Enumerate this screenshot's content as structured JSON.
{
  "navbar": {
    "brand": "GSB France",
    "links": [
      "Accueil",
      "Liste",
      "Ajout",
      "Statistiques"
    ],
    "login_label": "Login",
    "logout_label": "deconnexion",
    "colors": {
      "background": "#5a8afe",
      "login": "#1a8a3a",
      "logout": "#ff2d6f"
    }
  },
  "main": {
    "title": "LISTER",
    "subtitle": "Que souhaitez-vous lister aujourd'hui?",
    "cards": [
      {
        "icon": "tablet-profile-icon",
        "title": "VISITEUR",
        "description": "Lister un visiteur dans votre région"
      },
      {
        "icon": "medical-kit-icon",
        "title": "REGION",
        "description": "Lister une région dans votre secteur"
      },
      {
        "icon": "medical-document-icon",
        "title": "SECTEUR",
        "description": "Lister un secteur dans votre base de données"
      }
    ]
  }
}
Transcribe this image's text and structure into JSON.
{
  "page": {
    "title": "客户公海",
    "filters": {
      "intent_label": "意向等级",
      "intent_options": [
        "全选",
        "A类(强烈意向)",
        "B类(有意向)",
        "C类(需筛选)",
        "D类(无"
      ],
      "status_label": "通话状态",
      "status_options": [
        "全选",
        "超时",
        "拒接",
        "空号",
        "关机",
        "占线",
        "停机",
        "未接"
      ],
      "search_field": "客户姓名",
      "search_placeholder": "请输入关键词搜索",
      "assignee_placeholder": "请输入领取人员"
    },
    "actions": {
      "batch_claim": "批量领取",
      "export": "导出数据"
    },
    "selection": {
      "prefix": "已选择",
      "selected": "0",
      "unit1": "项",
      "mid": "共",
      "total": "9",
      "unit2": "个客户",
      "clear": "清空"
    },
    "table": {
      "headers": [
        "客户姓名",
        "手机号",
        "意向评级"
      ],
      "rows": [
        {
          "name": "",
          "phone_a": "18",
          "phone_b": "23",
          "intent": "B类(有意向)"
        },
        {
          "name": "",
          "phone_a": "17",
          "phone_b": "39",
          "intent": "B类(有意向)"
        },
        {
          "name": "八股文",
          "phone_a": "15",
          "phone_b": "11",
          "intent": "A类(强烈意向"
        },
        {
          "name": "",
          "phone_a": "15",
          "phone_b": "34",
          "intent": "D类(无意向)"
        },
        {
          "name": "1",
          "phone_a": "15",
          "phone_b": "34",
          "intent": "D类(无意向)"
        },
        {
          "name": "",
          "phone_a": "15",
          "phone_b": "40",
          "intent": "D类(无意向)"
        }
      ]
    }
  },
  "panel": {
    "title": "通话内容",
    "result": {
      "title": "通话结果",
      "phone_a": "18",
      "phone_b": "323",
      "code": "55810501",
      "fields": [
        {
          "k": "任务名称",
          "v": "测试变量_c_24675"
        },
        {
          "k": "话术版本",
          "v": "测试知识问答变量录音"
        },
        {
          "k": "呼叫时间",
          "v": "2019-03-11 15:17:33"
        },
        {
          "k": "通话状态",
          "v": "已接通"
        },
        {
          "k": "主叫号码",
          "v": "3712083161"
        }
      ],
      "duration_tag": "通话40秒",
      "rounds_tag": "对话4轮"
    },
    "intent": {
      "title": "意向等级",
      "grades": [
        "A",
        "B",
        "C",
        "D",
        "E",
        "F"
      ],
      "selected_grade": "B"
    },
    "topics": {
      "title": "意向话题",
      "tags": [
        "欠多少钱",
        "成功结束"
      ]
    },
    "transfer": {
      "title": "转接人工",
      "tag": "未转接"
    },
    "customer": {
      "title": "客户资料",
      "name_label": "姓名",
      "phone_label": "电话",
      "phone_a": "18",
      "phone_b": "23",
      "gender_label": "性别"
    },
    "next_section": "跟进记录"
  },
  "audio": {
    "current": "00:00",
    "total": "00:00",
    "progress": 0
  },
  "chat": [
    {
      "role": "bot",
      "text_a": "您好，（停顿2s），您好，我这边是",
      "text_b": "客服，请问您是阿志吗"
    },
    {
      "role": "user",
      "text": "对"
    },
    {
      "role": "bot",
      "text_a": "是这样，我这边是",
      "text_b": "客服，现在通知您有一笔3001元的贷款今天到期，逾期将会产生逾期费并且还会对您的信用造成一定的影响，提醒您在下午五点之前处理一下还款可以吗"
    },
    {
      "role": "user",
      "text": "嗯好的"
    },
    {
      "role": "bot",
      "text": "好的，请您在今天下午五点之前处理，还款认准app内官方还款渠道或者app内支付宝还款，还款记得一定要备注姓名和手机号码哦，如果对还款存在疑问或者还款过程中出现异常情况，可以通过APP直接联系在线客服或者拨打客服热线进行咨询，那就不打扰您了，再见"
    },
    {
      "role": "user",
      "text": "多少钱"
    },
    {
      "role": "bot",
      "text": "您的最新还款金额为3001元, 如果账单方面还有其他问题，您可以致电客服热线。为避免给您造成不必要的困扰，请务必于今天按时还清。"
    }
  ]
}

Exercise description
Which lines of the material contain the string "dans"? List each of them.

Problem solution
        "description": "Lister un visiteur dans votre région"
        "description": "Lister une région dans votre secteur"
        "description": "Lister un secteur dans votre base de données"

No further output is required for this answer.